What this task involves: Write every entry out again, exactly as given.

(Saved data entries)

/---

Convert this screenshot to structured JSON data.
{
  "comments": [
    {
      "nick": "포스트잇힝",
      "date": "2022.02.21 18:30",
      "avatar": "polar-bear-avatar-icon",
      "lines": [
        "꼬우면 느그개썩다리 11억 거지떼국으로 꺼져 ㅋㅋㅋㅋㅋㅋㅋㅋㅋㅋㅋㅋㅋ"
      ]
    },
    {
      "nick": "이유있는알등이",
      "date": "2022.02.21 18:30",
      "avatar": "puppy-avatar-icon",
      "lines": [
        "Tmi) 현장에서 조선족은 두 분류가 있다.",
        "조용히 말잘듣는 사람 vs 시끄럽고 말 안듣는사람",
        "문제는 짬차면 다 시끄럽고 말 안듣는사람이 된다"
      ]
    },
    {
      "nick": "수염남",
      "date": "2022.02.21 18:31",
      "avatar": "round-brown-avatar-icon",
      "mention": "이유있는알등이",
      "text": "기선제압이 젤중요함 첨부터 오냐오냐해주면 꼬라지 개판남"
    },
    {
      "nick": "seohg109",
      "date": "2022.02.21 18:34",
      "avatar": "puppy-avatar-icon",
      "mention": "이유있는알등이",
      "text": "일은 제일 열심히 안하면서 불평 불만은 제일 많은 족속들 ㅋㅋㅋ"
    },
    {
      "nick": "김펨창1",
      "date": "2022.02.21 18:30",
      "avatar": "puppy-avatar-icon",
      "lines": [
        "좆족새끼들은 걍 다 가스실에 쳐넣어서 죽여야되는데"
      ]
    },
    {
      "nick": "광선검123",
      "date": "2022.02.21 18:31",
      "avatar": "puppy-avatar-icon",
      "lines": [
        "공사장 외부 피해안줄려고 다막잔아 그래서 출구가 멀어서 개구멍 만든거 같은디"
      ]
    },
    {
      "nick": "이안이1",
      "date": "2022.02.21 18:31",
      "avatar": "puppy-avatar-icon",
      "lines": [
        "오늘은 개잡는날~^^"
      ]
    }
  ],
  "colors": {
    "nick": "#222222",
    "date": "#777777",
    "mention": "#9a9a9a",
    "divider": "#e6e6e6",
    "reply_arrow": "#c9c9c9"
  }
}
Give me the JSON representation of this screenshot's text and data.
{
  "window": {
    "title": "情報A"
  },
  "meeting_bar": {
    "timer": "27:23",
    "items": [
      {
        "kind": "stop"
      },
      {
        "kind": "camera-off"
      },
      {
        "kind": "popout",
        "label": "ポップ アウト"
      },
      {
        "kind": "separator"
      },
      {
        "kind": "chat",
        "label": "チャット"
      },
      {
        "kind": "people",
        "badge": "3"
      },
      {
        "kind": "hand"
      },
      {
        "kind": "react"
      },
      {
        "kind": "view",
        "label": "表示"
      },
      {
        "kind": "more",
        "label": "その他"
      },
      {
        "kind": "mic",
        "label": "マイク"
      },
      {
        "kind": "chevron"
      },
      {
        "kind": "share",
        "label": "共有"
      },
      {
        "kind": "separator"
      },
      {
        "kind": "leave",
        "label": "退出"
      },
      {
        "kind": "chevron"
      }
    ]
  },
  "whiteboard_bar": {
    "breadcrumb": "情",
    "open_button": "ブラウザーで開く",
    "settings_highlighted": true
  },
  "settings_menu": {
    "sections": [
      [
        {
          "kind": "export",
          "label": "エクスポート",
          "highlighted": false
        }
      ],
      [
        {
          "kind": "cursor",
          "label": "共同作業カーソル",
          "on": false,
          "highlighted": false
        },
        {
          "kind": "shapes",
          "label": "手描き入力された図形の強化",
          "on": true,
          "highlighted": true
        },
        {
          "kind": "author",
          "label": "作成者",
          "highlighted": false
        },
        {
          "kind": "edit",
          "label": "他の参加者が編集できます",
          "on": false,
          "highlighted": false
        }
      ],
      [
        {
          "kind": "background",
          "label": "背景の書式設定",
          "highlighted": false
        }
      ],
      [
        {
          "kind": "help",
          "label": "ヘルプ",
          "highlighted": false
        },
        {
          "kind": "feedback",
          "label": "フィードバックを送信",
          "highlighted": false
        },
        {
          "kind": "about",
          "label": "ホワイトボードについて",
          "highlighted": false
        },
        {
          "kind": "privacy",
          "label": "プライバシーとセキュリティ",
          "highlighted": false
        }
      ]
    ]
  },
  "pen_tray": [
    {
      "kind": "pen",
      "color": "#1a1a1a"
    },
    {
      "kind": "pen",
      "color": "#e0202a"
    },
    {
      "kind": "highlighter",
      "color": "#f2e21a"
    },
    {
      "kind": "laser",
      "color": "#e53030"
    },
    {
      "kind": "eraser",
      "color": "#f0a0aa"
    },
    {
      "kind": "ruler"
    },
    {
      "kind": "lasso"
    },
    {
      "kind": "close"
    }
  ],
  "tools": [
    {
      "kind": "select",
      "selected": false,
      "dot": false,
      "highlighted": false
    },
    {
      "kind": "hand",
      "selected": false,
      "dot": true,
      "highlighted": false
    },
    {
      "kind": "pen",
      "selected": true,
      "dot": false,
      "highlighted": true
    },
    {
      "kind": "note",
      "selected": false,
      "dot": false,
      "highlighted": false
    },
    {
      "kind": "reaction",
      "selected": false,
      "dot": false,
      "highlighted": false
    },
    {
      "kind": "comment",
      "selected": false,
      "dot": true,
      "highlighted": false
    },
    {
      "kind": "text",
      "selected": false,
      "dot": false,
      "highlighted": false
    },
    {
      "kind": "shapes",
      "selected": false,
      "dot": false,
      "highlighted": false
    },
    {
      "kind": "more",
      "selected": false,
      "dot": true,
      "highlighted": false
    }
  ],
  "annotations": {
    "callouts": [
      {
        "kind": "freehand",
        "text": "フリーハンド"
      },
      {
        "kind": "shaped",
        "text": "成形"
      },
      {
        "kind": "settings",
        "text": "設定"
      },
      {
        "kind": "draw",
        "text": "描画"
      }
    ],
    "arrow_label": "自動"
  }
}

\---

Solution to the exercise:
Convert this screenshot to structured JSON data.
{
  "comments": [
    {
      "nick": "포스트잇힝",
      "date": "2022.02.21 18:30",
      "avatar": "polar-bear-avatar-icon",
      "lines": [
        "꼬우면 느그개썩다리 11억 거지떼국으로 꺼져 ㅋㅋㅋㅋㅋㅋㅋㅋㅋㅋㅋㅋㅋ"
      ]
    },
    {
      "nick": "이유있는알등이",
      "date": "2022.02.21 18:30",
      "avatar": "puppy-avatar-icon",
      "lines": [
        "Tmi) 현장에서 조선족은 두 분류가 있다.",
        "조용히 말잘듣는 사람 vs 시끄럽고 말 안듣는사람",
        "문제는 짬차면 다 시끄럽고 말 안듣는사람이 된다"
      ]
    },
    {
      "nick": "수염남",
      "date": "2022.02.21 18:31",
      "avatar": "round-brown-avatar-icon",
      "mention": "이유있는알등이",
      "text": "기선제압이 젤중요함 첨부터 오냐오냐해주면 꼬라지 개판남"
    },
    {
      "nick": "seohg109",
      "date": "2022.02.21 18:34",
      "avatar": "puppy-avatar-icon",
      "mention": "이유있는알등이",
      "text": "일은 제일 열심히 안하면서 불평 불만은 제일 많은 족속들 ㅋㅋㅋ"
    },
    {
      "nick": "김펨창1",
      "date": "2022.02.21 18:30",
      "avatar": "puppy-avatar-icon",
      "lines": [
        "좆족새끼들은 걍 다 가스실에 쳐넣어서 죽여야되는데"
      ]
    },
    {
      "nick": "광선검123",
      "date": "2022.02.21 18:31",
      "avatar": "puppy-avatar-icon",
      "lines": [
        "공사장 외부 피해안줄려고 다막잔아 그래서 출구가 멀어서 개구멍 만든거 같은디"
      ]
    },
    {
      "nick": "이안이1",
      "date": "2022.02.21 18:31",
      "avatar": "puppy-avatar-icon",
      "lines": [
        "오늘은 개잡는날~^^"
      ]
    }
  ],
  "colors": {
    "nick": "#222222",
    "date": "#777777",
    "mention": "#9a9a9a",
    "divider": "#e6e6e6",
    "reply_arrow": "#c9c9c9"
  }
}
Give me the JSON representation of this screenshot's text and data.
{
  "window": {
    "title": "情報A"
  },
  "meeting_bar": {
    "timer": "27:23",
    "items": [
      {
        "kind": "stop"
      },
      {
        "kind": "camera-off"
      },
      {
        "kind": "popout",
        "label": "ポップ アウト"
      },
      {
        "kind": "separator"
      },
      {
        "kind": "chat",
        "label": "チャット"
      },
      {
        "kind": "people",
        "badge": "3"
      },
      {
        "kind": "hand"
      },
      {
        "kind": "react"
      },
      {
        "kind": "view",
        "label": "表示"
      },
      {
        "kind": "more",
        "label": "その他"
      },
      {
        "kind": "mic",
        "label": "マイク"
      },
      {
        "kind": "chevron"
      },
      {
        "kind": "share",
        "label": "共有"
      },
      {
        "kind": "separator"
      },
      {
        "kind": "leave",
        "label": "退出"
      },
      {
        "kind": "chevron"
      }
    ]
  },
  "whiteboard_bar": {
    "breadcrumb": "情",
    "open_button": "ブラウザーで開く",
    "settings_highlighted": true
  },
  "settings_menu": {
    "sections": [
      [
        {
          "kind": "export",
          "label": "エクスポート",
          "highlighted": false
        }
      ],
      [
        {
          "kind": "cursor",
          "label": "共同作業カーソル",
          "on": false,
          "highlighted": false
        },
        {
          "kind": "shapes",
          "label": "手描き入力された図形の強化",
          "on": true,
          "highlighted": true
        },
        {
          "kind": "author",
          "label": "作成者",
          "highlighted": false
        },
        {
          "kind": "edit",
          "label": "他の参加者が編集できます",
          "on": false,
          "highlighted": false
        }
      ],
      [
        {
          "kind": "background",
          "label": "背景の書式設定",
          "highlighted": false
        }
      ],
      [
        {
          "kind": "help",
          "label": "ヘルプ",
          "highlighted": false
        },
        {
          "kind": "feedback",
          "label": "フィードバックを送信",
          "highlighted": false
        },
        {
          "kind": "about",
          "label": "ホワイトボードについて",
          "highlighted": false
        },
        {
          "kind": "privacy",
          "label": "プライバシーとセキュリティ",
          "highlighted": false
        }
      ]
    ]
  },
  "pen_tray": [
    {
      "kind": "pen",
      "color": "#1a1a1a"
    },
    {
      "kind": "pen",
      "color": "#e0202a"
    },
    {
      "kind": "highlighter",
      "color": "#f2e21a"
    },
    {
      "kind": "laser",
      "color": "#e53030"
    },
    {
      "kind": "eraser",
      "color": "#f0a0aa"
    },
    {
      "kind": "ruler"
    },
    {
      "kind": "lasso"
    },
    {
      "kind": "close"
    }
  ],
  "tools": [
    {
      "kind": "select",
      "selected": false,
      "dot": false,
      "highlighted": false
    },
    {
      "kind": "hand",
      "selected": false,
      "dot": true,
      "highlighted": false
    },
    {
      "kind": "pen",
      "selected": true,
      "dot": false,
      "highlighted": true
    },
    {
      "kind": "note",
      "selected": false,
      "dot": false,
      "highlighted": false
    },
    {
      "kind": "reaction",
      "selected": false,
      "dot": false,
      "highlighted": false
    },
    {
      "kind": "comment",
      "selected": false,
      "dot": true,
      "highlighted": false
    },
    {
      "kind": "text",
      "selected": false,
      "dot": false,
      "highlighted": false
    },
    {
      "kind": "shapes",
      "selected": false,
      "dot": false,
      "highlighted": false
    },
    {
      "kind": "more",
      "selected": false,
      "dot": true,
      "highlighted": false
    }
  ],
  "annotations": {
    "callouts": [
      {
        "kind": "freehand",
        "text": "フリーハンド"
      },
      {
        "kind": "shaped",
        "text": "成形"
      },
      {
        "kind": "settings",
        "text": "設定"
      },
      {
        "kind": "draw",
        "text": "描画"
      }
    ],
    "arrow_label": "自動"
  }
}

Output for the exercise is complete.